### INSTRUCTIONS FOR THE TASK
From top to bottom, write out the listing exactly.

- - - - - - -

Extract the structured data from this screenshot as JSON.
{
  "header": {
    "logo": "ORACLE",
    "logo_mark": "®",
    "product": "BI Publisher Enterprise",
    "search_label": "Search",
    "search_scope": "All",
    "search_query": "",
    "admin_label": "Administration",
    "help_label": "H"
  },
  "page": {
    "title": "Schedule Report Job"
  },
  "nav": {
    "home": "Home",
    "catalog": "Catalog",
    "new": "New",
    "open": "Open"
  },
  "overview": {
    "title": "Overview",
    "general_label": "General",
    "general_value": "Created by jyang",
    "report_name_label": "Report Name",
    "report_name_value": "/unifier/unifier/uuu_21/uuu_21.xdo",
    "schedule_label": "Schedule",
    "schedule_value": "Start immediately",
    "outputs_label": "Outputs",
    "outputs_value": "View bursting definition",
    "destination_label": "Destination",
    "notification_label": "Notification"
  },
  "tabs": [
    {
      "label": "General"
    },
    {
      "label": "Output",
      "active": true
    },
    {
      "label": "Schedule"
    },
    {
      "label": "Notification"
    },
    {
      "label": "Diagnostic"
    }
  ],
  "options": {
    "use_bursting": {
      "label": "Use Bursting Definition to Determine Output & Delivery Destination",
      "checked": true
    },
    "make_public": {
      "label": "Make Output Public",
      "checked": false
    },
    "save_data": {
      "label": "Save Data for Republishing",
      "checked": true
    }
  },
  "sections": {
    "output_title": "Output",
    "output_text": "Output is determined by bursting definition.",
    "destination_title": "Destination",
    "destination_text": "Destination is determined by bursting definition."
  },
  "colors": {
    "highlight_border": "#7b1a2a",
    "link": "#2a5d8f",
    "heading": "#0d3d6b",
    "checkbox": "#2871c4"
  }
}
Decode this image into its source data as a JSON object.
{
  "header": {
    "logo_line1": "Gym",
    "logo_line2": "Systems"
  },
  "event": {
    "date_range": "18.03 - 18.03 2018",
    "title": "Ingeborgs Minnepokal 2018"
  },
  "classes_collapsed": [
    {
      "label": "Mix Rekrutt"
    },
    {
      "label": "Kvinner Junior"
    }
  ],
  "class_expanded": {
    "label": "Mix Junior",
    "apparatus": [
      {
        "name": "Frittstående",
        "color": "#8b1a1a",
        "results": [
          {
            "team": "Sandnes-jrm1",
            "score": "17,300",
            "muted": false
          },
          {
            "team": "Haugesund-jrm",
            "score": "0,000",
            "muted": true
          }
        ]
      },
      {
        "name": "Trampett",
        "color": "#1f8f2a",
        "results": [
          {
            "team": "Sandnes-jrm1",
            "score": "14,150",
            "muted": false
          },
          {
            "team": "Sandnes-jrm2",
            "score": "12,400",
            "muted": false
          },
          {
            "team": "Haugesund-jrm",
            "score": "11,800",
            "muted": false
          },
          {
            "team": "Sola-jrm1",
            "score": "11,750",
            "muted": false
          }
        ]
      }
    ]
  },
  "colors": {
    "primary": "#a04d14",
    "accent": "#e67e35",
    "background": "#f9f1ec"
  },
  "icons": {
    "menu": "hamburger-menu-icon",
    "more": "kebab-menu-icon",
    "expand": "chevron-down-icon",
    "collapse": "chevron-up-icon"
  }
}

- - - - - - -

### COMPLETED TASK
Extract the structured data from this screenshot as JSON.
{
  "header": {
    "logo": "ORACLE",
    "logo_mark": "®",
    "product": "BI Publisher Enterprise",
    "search_label": "Search",
    "search_scope": "All",
    "search_query": "",
    "admin_label": "Administration",
    "help_label": "H"
  },
  "page": {
    "title": "Schedule Report Job"
  },
  "nav": {
    "home": "Home",
    "catalog": "Catalog",
    "new": "New",
    "open": "Open"
  },
  "overview": {
    "title": "Overview",
    "general_label": "General",
    "general_value": "Created by jyang",
    "report_name_label": "Report Name",
    "report_name_value": "/unifier/unifier/uuu_21/uuu_21.xdo",
    "schedule_label": "Schedule",
    "schedule_value": "Start immediately",
    "outputs_label": "Outputs",
    "outputs_value": "View bursting definition",
    "destination_label": "Destination",
    "notification_label": "Notification"
  },
  "tabs": [
    {
      "label": "General"
    },
    {
      "label": "Output",
      "active": true
    },
    {
      "label": "Schedule"
    },
    {
      "label": "Notification"
    },
    {
      "label": "Diagnostic"
    }
  ],
  "options": {
    "use_bursting": {
      "label": "Use Bursting Definition to Determine Output & Delivery Destination",
      "checked": true
    },
    "make_public": {
      "label": "Make Output Public",
      "checked": false
    },
    "save_data": {
      "label": "Save Data for Republishing",
      "checked": true
    }
  },
  "sections": {
    "output_title": "Output",
    "output_text": "Output is determined by bursting definition.",
    "destination_title": "Destination",
    "destination_text": "Destination is determined by bursting definition."
  },
  "colors": {
    "highlight_border": "#7b1a2a",
    "link": "#2a5d8f",
    "heading": "#0d3d6b",
    "checkbox": "#2871c4"
  }
}
Decode this image into its source data as a JSON object.
{
  "header": {
    "logo_line1": "Gym",
    "logo_line2": "Systems"
  },
  "event": {
    "date_range": "18.03 - 18.03 2018",
    "title": "Ingeborgs Minnepokal 2018"
  },
  "classes_collapsed": [
    {
      "label": "Mix Rekrutt"
    },
    {
      "label": "Kvinner Junior"
    }
  ],
  "class_expanded": {
    "label": "Mix Junior",
    "apparatus": [
      {
        "name": "Frittstående",
        "color": "#8b1a1a",
        "results": [
          {
            "team": "Sandnes-jrm1",
            "score": "17,300",
            "muted": false
          },
          {
            "team": "Haugesund-jrm",
            "score": "0,000",
            "muted": true
          }
        ]
      },
      {
        "name": "Trampett",
        "color": "#1f8f2a",
        "results": [
          {
            "team": "Sandnes-jrm1",
            "score": "14,150",
            "muted": false
          },
          {
            "team": "Sandnes-jrm2",
            "score": "12,400",
            "muted": false
          },
          {
            "team": "Haugesund-jrm",
            "score": "11,800",
            "muted": false
          },
          {
            "team": "Sola-jrm1",
            "score": "11,750",
            "muted": false
          }
        ]
      }
    ]
  },
  "colors": {
    "primary": "#a04d14",
    "accent": "#e67e35",
    "background": "#f9f1ec"
  },
  "icons": {
    "menu": "hamburger-menu-icon",
    "more": "kebab-menu-icon",
    "expand": "chevron-down-icon",
    "collapse": "chevron-up-icon"
  }
}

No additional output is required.